Accessible eBooks for Equal Opportunity: Jim Fruchterman’s Essay in UNICEF’s State of the World’s Children 2015

By Benetech, posted on

In the United States, all too many students with disabilities are still denied equal opportunity to engage in the same curriculum as their peers without disabilities because they do not have adequate access to educational materials that are necessary to learn and succeed in school. The good news is that major changes in technology are reforming education, writes CEO Jim Fruchterman in a United Nations International Children’s Emergency Fund (UNICEF) report, The State of the World’s Children 2015.

The report, which focuses on the theme “innovation for every child,” was published today, November 20, in celebration of Universal Children’s Day and the 25th anniversary of the Convention on the Rights of the Child.
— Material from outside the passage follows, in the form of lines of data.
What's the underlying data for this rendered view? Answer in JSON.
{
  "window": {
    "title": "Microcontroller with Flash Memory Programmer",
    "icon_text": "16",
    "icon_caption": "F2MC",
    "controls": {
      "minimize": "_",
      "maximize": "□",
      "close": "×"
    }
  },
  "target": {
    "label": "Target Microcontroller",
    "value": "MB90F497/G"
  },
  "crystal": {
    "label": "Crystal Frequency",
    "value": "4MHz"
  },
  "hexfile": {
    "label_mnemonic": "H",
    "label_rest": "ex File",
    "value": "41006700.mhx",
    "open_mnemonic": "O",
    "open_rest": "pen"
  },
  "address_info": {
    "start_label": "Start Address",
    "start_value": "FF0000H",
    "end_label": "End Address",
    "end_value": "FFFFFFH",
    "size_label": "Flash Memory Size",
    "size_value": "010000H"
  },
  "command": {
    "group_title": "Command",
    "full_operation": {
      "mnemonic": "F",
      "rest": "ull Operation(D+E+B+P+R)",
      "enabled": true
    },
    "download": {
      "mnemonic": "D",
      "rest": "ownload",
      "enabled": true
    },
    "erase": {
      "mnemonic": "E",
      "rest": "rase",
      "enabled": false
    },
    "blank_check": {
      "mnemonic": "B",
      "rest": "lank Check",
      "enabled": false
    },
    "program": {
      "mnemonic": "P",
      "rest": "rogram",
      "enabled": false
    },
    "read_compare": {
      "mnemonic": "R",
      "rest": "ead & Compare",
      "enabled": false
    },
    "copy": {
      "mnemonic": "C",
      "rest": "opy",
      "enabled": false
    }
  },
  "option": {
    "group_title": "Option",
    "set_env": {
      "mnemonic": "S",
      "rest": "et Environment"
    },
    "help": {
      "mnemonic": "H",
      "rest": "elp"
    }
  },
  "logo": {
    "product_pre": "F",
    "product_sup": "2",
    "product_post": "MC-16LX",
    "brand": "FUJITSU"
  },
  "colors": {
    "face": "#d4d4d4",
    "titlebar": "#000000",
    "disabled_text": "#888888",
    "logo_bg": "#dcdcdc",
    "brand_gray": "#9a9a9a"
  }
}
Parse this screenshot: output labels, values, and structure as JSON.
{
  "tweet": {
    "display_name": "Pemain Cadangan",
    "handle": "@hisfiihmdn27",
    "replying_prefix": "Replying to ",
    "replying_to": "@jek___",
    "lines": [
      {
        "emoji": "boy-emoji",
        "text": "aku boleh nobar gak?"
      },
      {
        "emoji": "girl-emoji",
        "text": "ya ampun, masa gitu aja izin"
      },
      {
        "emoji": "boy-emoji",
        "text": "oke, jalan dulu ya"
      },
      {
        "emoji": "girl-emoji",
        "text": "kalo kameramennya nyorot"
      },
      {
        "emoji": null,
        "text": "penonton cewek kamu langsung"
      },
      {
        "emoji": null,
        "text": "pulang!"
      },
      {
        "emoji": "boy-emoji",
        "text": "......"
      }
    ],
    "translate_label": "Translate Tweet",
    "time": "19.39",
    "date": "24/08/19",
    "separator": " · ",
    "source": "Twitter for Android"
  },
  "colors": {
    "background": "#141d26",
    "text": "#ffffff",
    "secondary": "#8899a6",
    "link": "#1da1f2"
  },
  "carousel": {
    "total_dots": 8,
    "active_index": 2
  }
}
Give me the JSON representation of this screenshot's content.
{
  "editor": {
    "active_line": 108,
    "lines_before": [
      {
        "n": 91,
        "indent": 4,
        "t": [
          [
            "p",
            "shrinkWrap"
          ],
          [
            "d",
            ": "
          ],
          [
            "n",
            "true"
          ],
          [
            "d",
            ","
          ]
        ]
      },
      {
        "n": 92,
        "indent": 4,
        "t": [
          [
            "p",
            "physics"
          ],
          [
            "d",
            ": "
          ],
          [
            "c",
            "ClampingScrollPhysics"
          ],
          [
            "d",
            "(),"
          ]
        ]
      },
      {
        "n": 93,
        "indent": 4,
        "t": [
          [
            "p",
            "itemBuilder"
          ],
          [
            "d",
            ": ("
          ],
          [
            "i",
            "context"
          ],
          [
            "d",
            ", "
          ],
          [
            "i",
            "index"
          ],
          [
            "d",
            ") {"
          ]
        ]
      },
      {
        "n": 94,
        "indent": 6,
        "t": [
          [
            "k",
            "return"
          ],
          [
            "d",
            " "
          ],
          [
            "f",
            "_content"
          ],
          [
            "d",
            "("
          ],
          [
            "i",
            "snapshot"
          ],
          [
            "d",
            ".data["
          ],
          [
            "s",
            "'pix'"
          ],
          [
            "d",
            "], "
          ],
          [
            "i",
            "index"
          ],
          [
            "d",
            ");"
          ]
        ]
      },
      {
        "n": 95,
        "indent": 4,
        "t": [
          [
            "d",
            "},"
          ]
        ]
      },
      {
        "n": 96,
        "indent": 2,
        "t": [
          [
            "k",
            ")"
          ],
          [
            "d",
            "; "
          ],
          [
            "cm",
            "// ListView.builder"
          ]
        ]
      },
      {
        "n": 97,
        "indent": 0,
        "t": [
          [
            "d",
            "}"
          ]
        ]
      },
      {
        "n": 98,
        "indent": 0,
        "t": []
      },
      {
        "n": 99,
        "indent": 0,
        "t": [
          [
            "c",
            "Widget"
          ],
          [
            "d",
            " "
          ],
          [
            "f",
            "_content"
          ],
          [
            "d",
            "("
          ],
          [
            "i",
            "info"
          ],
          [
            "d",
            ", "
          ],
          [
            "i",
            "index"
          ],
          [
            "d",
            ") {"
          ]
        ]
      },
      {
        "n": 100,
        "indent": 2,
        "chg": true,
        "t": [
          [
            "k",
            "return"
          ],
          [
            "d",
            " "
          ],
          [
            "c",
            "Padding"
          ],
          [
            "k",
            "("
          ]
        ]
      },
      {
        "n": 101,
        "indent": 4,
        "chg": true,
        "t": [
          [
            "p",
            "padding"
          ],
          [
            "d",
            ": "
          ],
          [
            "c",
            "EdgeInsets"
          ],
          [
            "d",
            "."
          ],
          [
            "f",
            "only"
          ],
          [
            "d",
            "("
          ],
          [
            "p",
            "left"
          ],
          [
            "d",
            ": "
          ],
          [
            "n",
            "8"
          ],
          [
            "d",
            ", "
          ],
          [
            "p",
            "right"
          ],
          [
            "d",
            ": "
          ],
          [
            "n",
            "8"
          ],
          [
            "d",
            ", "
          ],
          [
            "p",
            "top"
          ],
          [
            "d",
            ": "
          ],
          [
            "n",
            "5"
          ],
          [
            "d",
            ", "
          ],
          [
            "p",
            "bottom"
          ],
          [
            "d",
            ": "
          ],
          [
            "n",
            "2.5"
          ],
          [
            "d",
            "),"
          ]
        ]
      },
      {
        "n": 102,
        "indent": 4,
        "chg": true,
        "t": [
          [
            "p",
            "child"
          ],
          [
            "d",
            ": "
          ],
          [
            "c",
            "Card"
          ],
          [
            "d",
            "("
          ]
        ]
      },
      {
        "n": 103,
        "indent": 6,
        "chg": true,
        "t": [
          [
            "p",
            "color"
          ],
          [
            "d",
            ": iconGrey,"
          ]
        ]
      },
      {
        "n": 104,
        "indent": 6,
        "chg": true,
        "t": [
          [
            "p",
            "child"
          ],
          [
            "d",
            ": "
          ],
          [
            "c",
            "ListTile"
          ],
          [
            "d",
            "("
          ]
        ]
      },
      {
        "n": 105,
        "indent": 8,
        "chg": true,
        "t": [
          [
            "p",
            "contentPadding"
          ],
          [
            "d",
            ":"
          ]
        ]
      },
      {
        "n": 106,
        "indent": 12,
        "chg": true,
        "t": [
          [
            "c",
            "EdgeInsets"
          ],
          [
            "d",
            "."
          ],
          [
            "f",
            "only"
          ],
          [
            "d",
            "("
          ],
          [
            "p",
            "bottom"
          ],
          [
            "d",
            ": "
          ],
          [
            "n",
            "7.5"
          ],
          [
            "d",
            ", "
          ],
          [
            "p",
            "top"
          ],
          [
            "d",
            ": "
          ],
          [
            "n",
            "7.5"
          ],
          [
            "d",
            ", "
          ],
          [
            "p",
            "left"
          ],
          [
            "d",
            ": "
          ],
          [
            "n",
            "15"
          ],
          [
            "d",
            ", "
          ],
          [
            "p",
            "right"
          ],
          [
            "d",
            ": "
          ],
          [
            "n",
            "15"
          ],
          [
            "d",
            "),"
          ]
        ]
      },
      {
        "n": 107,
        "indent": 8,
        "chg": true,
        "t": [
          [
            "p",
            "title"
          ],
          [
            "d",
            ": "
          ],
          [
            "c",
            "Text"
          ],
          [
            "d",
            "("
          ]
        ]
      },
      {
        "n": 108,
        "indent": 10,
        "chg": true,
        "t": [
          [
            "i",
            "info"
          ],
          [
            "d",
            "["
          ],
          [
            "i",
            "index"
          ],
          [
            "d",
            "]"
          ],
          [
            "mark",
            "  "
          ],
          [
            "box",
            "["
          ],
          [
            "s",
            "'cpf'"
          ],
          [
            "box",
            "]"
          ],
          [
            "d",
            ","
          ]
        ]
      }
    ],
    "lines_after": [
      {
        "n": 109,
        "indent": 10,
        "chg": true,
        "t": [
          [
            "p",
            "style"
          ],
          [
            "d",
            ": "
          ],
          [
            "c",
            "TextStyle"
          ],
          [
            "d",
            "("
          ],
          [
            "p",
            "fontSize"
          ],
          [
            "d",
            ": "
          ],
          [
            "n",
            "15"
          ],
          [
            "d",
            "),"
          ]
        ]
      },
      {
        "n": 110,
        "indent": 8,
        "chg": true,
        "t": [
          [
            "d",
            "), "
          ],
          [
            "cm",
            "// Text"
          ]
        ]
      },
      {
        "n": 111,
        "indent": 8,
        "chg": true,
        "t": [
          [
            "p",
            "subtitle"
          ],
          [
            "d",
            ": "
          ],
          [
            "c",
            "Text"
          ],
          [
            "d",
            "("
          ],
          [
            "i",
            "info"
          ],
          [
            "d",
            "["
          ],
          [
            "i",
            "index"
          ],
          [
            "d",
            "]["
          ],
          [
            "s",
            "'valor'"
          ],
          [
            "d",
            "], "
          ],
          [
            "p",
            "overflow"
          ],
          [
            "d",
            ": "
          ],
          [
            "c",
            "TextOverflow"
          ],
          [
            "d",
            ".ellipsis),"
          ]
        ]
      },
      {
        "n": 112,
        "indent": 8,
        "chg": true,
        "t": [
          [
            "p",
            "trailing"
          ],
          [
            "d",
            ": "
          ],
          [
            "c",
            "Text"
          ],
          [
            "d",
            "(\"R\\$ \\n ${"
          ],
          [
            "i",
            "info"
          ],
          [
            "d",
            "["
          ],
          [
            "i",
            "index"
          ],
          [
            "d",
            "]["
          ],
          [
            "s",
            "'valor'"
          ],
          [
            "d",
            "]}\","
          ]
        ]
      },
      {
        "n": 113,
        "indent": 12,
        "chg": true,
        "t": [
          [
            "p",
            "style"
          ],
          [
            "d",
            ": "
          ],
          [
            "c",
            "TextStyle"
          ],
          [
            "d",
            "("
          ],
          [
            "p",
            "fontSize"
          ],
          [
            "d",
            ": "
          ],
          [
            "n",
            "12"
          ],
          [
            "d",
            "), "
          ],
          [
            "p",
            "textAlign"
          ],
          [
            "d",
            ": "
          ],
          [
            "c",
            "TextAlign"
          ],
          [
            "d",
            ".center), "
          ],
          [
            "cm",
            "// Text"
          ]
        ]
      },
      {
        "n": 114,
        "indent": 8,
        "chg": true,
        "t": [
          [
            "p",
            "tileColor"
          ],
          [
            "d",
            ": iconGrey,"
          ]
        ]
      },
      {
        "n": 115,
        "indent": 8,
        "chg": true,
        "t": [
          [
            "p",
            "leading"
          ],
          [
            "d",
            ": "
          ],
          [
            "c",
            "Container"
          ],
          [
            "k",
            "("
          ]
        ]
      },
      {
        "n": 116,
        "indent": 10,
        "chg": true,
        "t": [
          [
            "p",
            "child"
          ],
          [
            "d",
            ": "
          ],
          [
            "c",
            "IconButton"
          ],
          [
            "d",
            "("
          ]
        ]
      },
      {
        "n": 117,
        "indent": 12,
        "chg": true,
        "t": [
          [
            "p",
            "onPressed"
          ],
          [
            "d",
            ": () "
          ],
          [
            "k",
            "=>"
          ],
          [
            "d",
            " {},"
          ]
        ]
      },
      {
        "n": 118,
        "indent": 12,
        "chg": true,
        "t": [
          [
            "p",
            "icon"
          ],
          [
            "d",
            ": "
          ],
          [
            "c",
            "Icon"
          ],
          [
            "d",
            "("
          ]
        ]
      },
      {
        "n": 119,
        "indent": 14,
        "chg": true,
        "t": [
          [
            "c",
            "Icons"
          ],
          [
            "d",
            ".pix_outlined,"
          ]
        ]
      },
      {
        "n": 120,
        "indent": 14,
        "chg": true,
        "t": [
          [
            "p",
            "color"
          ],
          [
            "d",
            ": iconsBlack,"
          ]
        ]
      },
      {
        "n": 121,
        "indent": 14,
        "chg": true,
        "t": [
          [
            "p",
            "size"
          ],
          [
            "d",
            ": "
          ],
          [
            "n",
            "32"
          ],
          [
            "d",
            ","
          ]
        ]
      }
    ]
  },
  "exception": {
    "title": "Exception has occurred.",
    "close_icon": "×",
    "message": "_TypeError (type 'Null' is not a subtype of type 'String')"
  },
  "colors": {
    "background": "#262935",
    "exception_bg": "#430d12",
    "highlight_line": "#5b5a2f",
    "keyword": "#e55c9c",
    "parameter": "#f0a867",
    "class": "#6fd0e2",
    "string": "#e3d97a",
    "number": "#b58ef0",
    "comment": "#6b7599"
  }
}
It calls for new ideas to tackle the most pressing problems facing children in every part of the world.

In his contributed essay, Fruchterman describes how ebooks offer the possibility of dramatically improving access to quality education and equal opportunity for students with disabilities, and for disadvantaged children everywhere. He brings up Bookshare, Benetech’s accessible online library for people with print disabilities, as a model for removing barriers of accessibility and for transforming students’ lives. To realize the potential of accessible ebooks to help millions more students in the United States and worldwide, argues Fruchterman, we must also ensure that all newly created digital content is made accessible from the outset, and advocate for the ratification of two landmark United Nations disability treaties, namely, the Convention on the Rights of Persons with Disabilities (CRPD) and the Marrakesh Treaty to Facilitate Access to Published Works for Persons Who Are Blind, Visually Impaired, or Otherwise Print Disabled.

“It is our collective responsibility,” says Fruchterman, “to continue unlocking the potential of the ebook to bring equal access to knowledge and learning for all.”

Read Fruchterman’s complete essay on UNICEF’s website.